━━━ SUPPLIED RECORDS

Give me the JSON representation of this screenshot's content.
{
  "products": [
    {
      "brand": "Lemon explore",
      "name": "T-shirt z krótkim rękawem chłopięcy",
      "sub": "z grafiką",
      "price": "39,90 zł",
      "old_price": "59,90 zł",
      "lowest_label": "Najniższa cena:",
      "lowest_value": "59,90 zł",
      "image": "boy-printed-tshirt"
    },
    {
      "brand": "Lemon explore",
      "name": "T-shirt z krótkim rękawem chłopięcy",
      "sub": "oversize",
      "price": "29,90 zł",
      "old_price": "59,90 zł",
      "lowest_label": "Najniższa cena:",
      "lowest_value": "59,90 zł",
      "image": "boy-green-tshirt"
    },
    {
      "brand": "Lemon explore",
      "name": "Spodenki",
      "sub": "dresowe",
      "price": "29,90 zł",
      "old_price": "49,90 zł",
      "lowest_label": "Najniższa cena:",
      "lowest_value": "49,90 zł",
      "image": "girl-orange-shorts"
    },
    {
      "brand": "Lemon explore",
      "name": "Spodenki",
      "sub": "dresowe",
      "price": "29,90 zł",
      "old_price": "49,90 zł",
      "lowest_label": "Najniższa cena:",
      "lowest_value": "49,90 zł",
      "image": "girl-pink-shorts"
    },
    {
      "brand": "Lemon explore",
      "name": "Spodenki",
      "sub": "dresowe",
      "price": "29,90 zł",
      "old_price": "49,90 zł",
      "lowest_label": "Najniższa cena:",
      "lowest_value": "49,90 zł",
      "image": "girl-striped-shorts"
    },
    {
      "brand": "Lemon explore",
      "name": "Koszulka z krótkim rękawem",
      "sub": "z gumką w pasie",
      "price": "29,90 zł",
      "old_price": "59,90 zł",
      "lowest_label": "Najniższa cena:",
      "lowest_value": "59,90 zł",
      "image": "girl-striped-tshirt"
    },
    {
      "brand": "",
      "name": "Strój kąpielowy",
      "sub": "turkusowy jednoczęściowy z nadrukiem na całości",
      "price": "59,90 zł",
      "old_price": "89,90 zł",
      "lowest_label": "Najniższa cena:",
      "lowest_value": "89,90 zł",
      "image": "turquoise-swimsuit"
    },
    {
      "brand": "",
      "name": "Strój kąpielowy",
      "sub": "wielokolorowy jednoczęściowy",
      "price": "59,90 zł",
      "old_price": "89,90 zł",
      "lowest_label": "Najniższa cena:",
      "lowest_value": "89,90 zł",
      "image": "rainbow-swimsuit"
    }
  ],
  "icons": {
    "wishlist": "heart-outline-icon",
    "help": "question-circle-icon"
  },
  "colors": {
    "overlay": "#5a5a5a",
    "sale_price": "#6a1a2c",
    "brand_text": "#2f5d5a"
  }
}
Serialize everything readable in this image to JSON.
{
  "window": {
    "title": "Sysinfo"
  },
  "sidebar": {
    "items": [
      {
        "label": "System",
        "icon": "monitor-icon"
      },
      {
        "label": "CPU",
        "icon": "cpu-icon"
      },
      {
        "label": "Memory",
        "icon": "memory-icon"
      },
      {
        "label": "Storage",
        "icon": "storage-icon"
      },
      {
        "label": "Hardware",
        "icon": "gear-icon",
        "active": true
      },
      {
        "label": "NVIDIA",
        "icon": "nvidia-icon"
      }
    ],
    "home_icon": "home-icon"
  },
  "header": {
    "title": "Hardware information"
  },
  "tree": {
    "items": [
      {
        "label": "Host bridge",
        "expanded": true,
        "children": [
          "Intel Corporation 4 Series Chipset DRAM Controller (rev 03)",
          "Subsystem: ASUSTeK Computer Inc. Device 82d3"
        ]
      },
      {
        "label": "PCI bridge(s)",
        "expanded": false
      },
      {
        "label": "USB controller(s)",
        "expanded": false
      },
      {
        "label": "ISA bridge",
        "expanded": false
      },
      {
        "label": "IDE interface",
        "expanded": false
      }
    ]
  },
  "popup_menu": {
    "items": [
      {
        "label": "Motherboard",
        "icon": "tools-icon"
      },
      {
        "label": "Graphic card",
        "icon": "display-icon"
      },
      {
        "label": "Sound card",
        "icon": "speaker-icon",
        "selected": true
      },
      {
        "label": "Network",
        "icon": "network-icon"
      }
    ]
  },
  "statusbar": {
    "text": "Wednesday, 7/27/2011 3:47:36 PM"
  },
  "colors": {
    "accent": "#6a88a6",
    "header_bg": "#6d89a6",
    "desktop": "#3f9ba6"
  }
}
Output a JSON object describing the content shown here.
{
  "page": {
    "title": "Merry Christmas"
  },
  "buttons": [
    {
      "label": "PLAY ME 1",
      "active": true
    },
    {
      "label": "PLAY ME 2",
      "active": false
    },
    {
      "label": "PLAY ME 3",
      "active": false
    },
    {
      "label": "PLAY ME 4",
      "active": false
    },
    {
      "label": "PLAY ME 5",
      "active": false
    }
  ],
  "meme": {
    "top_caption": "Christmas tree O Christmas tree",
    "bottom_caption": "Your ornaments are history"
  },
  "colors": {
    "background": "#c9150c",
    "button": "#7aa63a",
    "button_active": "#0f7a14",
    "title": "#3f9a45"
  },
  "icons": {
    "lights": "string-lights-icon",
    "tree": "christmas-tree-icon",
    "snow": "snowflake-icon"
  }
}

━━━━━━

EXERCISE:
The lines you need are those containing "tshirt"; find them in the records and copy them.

RESULT FOR THIS EXERCISE:
      "image": "boy-printed-tshirt"
      "image": "boy-green-tshirt"
      "image": "girl-striped-tshirt"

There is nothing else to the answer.